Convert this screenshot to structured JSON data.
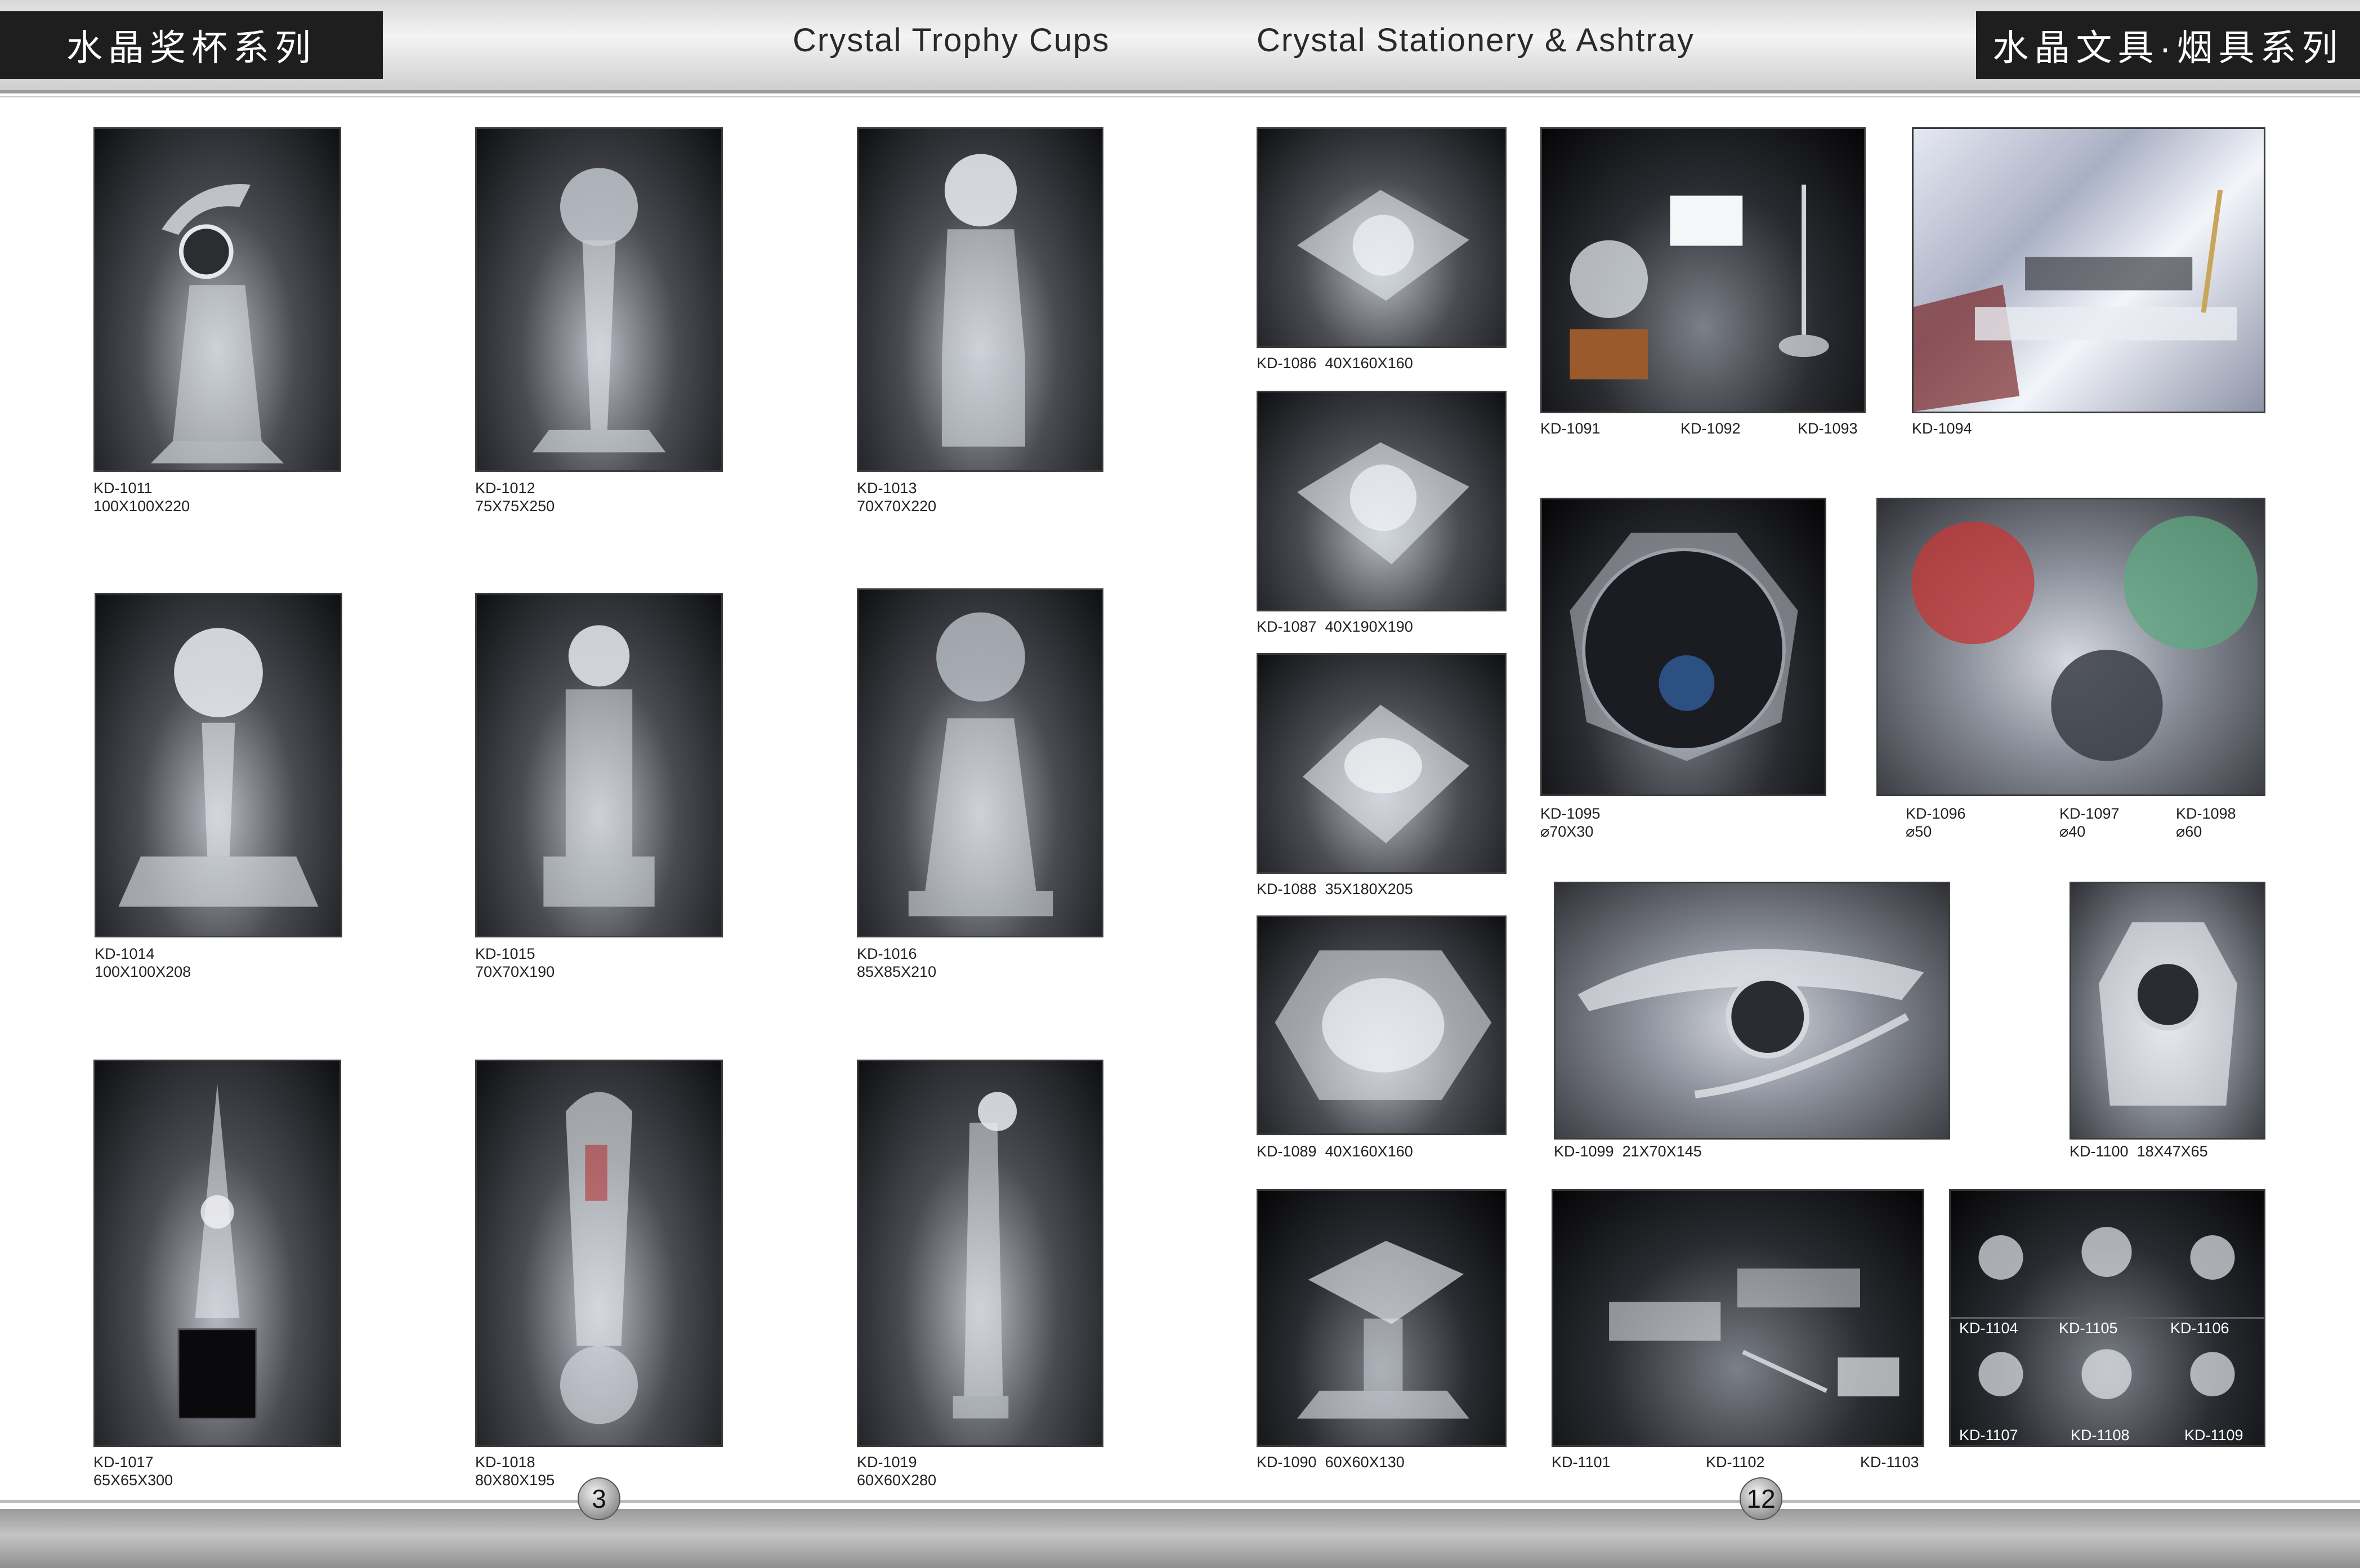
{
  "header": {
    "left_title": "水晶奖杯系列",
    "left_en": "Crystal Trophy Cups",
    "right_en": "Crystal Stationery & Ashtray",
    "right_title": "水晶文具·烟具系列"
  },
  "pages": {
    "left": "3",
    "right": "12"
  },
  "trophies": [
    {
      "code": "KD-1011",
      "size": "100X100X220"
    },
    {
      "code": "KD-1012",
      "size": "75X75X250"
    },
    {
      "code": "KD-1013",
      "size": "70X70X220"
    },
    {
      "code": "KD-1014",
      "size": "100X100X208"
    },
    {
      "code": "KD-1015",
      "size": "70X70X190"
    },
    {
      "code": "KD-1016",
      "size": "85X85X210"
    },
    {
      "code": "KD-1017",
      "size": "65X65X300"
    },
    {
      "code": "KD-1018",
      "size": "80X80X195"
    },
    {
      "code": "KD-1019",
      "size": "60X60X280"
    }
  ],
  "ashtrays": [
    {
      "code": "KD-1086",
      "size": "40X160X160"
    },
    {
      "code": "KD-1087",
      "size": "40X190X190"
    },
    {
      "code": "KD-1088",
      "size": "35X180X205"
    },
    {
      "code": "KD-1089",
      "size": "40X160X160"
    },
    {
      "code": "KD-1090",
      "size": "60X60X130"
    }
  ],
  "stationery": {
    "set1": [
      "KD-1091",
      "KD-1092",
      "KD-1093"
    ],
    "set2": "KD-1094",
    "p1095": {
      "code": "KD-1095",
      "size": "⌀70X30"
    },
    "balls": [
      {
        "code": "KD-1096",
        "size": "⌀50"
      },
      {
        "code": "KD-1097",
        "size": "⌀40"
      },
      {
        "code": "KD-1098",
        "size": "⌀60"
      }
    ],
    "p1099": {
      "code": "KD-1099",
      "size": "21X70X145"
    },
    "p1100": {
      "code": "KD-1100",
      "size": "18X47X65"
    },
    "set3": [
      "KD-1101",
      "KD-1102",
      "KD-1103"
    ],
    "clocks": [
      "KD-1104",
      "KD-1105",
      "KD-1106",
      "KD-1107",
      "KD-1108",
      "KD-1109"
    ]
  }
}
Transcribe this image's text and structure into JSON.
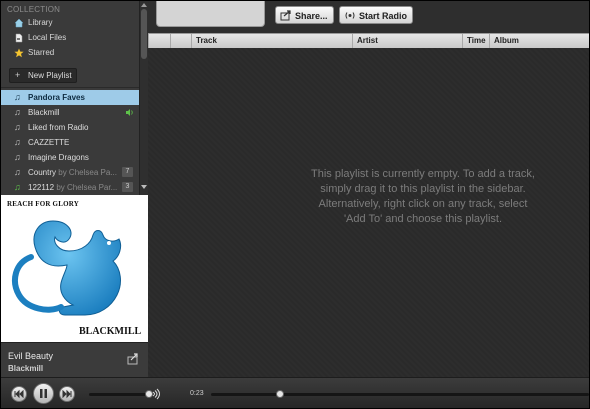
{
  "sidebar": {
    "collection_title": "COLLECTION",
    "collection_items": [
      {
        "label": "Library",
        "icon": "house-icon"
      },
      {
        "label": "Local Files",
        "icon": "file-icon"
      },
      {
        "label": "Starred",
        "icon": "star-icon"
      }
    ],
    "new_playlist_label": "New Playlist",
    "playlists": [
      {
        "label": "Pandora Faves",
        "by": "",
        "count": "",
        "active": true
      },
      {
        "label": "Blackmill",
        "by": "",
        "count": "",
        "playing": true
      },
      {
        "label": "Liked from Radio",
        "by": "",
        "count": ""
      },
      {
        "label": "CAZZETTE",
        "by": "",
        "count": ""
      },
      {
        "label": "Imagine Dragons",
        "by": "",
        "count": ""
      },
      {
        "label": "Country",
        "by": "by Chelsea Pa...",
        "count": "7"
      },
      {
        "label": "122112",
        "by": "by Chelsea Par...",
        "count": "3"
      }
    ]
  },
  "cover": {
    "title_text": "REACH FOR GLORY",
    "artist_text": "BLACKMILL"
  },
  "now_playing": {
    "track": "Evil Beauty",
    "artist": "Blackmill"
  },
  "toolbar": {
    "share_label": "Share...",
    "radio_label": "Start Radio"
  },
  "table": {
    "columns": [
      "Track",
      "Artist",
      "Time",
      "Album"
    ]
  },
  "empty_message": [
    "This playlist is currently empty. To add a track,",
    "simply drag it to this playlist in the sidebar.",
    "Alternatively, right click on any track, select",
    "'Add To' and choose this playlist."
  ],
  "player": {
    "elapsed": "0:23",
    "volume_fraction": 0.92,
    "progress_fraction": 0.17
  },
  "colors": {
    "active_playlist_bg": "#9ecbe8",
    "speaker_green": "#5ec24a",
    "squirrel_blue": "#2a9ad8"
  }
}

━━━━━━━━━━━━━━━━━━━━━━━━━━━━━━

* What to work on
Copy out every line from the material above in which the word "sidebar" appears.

* Exercise output
  "sidebar": {
    "simply drag it to this playlist in the sidebar.",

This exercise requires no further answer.